* **WHAT YOU ARE ASKED TO DO**
Reproduce every line of the material, exactly as given.

* **EXERCISE MATERIAL**
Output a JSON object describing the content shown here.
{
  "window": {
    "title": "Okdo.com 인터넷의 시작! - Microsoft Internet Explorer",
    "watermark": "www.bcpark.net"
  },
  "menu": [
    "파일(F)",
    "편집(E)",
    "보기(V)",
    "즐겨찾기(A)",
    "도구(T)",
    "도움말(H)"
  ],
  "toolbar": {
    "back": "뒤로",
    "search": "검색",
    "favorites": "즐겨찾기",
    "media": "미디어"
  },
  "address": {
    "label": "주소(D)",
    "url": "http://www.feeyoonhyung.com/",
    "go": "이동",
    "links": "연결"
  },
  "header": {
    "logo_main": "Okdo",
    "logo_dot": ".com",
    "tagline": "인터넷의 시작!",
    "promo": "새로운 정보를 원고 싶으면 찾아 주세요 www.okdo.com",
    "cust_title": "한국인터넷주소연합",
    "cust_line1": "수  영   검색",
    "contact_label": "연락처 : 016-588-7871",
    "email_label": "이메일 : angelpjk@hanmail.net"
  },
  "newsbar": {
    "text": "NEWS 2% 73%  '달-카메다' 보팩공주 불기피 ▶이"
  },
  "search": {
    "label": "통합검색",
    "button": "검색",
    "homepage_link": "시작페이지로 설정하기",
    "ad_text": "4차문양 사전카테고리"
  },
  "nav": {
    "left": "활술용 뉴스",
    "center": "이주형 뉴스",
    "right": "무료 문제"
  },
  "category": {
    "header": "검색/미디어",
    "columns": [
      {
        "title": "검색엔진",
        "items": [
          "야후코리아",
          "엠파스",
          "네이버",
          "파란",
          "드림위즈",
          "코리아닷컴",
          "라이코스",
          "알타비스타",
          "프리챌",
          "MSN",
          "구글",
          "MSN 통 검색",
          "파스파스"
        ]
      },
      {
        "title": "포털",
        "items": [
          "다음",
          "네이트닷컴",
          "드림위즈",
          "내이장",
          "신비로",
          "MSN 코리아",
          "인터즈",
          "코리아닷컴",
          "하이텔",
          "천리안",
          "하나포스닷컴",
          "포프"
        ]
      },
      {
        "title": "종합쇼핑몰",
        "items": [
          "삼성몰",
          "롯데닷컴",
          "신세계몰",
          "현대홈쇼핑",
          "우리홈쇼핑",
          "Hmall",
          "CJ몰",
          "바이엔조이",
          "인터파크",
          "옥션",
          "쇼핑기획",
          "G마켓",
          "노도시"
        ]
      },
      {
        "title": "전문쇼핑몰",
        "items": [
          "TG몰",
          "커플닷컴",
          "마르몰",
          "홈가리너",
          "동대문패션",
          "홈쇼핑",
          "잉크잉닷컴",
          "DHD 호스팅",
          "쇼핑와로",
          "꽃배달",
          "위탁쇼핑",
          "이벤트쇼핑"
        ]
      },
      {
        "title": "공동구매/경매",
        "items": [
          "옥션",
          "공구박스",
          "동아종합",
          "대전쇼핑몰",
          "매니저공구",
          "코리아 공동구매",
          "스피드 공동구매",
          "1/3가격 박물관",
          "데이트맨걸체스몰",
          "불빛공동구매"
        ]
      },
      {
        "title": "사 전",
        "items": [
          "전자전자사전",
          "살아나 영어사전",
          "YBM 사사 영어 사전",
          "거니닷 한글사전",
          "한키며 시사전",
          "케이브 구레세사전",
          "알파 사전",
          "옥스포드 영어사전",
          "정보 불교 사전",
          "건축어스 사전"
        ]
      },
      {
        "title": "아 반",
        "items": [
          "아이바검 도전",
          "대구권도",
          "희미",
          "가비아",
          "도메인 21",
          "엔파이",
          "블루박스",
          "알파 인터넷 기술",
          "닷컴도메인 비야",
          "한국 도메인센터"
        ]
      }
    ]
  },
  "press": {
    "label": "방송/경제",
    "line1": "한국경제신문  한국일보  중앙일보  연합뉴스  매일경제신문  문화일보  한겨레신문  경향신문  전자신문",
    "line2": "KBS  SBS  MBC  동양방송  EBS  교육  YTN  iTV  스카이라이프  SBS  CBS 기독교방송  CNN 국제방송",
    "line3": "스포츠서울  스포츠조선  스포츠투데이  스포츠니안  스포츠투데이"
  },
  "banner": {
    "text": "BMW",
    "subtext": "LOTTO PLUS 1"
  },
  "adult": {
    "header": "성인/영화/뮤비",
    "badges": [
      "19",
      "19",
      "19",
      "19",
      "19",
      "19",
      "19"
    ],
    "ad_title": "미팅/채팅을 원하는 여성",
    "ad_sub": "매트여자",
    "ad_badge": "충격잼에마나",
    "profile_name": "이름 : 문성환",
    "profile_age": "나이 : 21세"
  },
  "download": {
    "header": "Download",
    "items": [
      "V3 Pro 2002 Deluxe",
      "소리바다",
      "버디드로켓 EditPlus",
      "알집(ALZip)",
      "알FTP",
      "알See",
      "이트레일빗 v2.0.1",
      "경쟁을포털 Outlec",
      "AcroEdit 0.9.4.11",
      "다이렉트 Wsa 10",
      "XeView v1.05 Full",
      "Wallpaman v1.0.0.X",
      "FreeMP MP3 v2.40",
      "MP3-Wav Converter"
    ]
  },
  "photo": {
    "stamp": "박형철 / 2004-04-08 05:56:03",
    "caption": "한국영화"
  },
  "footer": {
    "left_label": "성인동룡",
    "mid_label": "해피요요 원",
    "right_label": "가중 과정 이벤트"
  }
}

* **RESULT OF THE TASK**
Output a JSON object describing the content shown here.
{
  "window": {
    "title": "Okdo.com 인터넷의 시작! - Microsoft Internet Explorer",
    "watermark": "www.bcpark.net"
  },
  "menu": [
    "파일(F)",
    "편집(E)",
    "보기(V)",
    "즐겨찾기(A)",
    "도구(T)",
    "도움말(H)"
  ],
  "toolbar": {
    "back": "뒤로",
    "search": "검색",
    "favorites": "즐겨찾기",
    "media": "미디어"
  },
  "address": {
    "label": "주소(D)",
    "url": "http://www.feeyoonhyung.com/",
    "go": "이동",
    "links": "연결"
  },
  "header": {
    "logo_main": "Okdo",
    "logo_dot": ".com",
    "tagline": "인터넷의 시작!",
    "promo": "새로운 정보를 원고 싶으면 찾아 주세요 www.okdo.com",
    "cust_title": "한국인터넷주소연합",
    "cust_line1": "수  영   검색",
    "contact_label": "연락처 : 016-588-7871",
    "email_label": "이메일 : angelpjk@hanmail.net"
  },
  "newsbar": {
    "text": "NEWS 2% 73%  '달-카메다' 보팩공주 불기피 ▶이"
  },
  "search": {
    "label": "통합검색",
    "button": "검색",
    "homepage_link": "시작페이지로 설정하기",
    "ad_text": "4차문양 사전카테고리"
  },
  "nav": {
    "left": "활술용 뉴스",
    "center": "이주형 뉴스",
    "right": "무료 문제"
  },
  "category": {
    "header": "검색/미디어",
    "columns": [
      {
        "title": "검색엔진",
        "items": [
          "야후코리아",
          "엠파스",
          "네이버",
          "파란",
          "드림위즈",
          "코리아닷컴",
          "라이코스",
          "알타비스타",
          "프리챌",
          "MSN",
          "구글",
          "MSN 통 검색",
          "파스파스"
        ]
      },
      {
        "title": "포털",
        "items": [
          "다음",
          "네이트닷컴",
          "드림위즈",
          "내이장",
          "신비로",
          "MSN 코리아",
          "인터즈",
          "코리아닷컴",
          "하이텔",
          "천리안",
          "하나포스닷컴",
          "포프"
        ]
      },
      {
        "title": "종합쇼핑몰",
        "items": [
          "삼성몰",
          "롯데닷컴",
          "신세계몰",
          "현대홈쇼핑",
          "우리홈쇼핑",
          "Hmall",
          "CJ몰",
          "바이엔조이",
          "인터파크",
          "옥션",
          "쇼핑기획",
          "G마켓",
          "노도시"
        ]
      },
      {
        "title": "전문쇼핑몰",
        "items": [
          "TG몰",
          "커플닷컴",
          "마르몰",
          "홈가리너",
          "동대문패션",
          "홈쇼핑",
          "잉크잉닷컴",
          "DHD 호스팅",
          "쇼핑와로",
          "꽃배달",
          "위탁쇼핑",
          "이벤트쇼핑"
        ]
      },
      {
        "title": "공동구매/경매",
        "items": [
          "옥션",
          "공구박스",
          "동아종합",
          "대전쇼핑몰",
          "매니저공구",
          "코리아 공동구매",
          "스피드 공동구매",
          "1/3가격 박물관",
          "데이트맨걸체스몰",
          "불빛공동구매"
        ]
      },
      {
        "title": "사 전",
        "items": [
          "전자전자사전",
          "살아나 영어사전",
          "YBM 사사 영어 사전",
          "거니닷 한글사전",
          "한키며 시사전",
          "케이브 구레세사전",
          "알파 사전",
          "옥스포드 영어사전",
          "정보 불교 사전",
          "건축어스 사전"
        ]
      },
      {
        "title": "아 반",
        "items": [
          "아이바검 도전",
          "대구권도",
          "희미",
          "가비아",
          "도메인 21",
          "엔파이",
          "블루박스",
          "알파 인터넷 기술",
          "닷컴도메인 비야",
          "한국 도메인센터"
        ]
      }
    ]
  },
  "press": {
    "label": "방송/경제",
    "line1": "한국경제신문  한국일보  중앙일보  연합뉴스  매일경제신문  문화일보  한겨레신문  경향신문  전자신문",
    "line2": "KBS  SBS  MBC  동양방송  EBS  교육  YTN  iTV  스카이라이프  SBS  CBS 기독교방송  CNN 국제방송",
    "line3": "스포츠서울  스포츠조선  스포츠투데이  스포츠니안  스포츠투데이"
  },
  "banner": {
    "text": "BMW",
    "subtext": "LOTTO PLUS 1"
  },
  "adult": {
    "header": "성인/영화/뮤비",
    "badges": [
      "19",
      "19",
      "19",
      "19",
      "19",
      "19",
      "19"
    ],
    "ad_title": "미팅/채팅을 원하는 여성",
    "ad_sub": "매트여자",
    "ad_badge": "충격잼에마나",
    "profile_name": "이름 : 문성환",
    "profile_age": "나이 : 21세"
  },
  "download": {
    "header": "Download",
    "items": [
      "V3 Pro 2002 Deluxe",
      "소리바다",
      "버디드로켓 EditPlus",
      "알집(ALZip)",
      "알FTP",
      "알See",
      "이트레일빗 v2.0.1",
      "경쟁을포털 Outlec",
      "AcroEdit 0.9.4.11",
      "다이렉트 Wsa 10",
      "XeView v1.05 Full",
      "Wallpaman v1.0.0.X",
      "FreeMP MP3 v2.40",
      "MP3-Wav Converter"
    ]
  },
  "photo": {
    "stamp": "박형철 / 2004-04-08 05:56:03",
    "caption": "한국영화"
  },
  "footer": {
    "left_label": "성인동룡",
    "mid_label": "해피요요 원",
    "right_label": "가중 과정 이벤트"
  }
}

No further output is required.